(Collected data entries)
******

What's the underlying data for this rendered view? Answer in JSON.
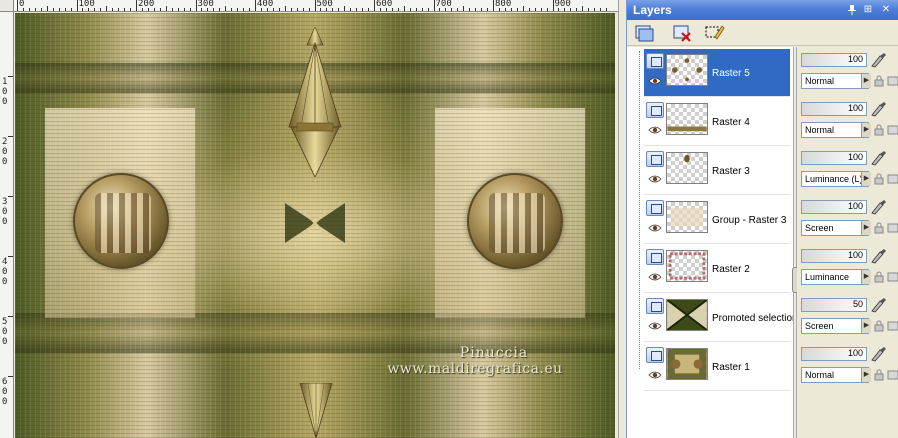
{
  "ruler": {
    "top_labels": [
      "0",
      "100",
      "200",
      "300",
      "400",
      "500",
      "600",
      "700",
      "800",
      "900"
    ],
    "left_labels": [
      [
        "1",
        "0",
        "0"
      ],
      [
        "2",
        "0",
        "0"
      ],
      [
        "3",
        "0",
        "0"
      ],
      [
        "4",
        "0",
        "0"
      ],
      [
        "5",
        "0",
        "0"
      ],
      [
        "6",
        "0",
        "0"
      ]
    ]
  },
  "canvas": {
    "watermark_line1": "Pinuccia",
    "watermark_line2": "www.maldiregrafica.eu"
  },
  "palette": {
    "title": "Layers",
    "title_buttons": [
      "⊞",
      "■",
      "✕"
    ],
    "accent_color": "#3a6ccf",
    "selected_color": "#316ac5"
  },
  "layers": [
    {
      "name": "Raster 5",
      "opacity": "100",
      "blend": "Normal",
      "selected": true,
      "thumb": "dots"
    },
    {
      "name": "Raster 4",
      "opacity": "100",
      "blend": "Normal",
      "selected": false,
      "thumb": "line"
    },
    {
      "name": "Raster 3",
      "opacity": "100",
      "blend": "Luminance (L)",
      "selected": false,
      "thumb": "dot"
    },
    {
      "name": "Group - Raster 3",
      "opacity": "100",
      "blend": "Screen",
      "selected": false,
      "thumb": "faint"
    },
    {
      "name": "Raster 2",
      "opacity": "100",
      "blend": "Luminance",
      "selected": false,
      "thumb": "frame"
    },
    {
      "name": "Promoted selection",
      "opacity": "50",
      "blend": "Screen",
      "selected": false,
      "thumb": "pattern"
    },
    {
      "name": "Raster 1",
      "opacity": "100",
      "blend": "Normal",
      "selected": false,
      "thumb": "image"
    }
  ]
}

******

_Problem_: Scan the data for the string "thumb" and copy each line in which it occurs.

_Answer to this task_:
      "thumb": "dots"
      "thumb": "line"
      "thumb": "dot"
      "thumb": "faint"
      "thumb": "frame"
      "thumb": "pattern"
      "thumb": "image"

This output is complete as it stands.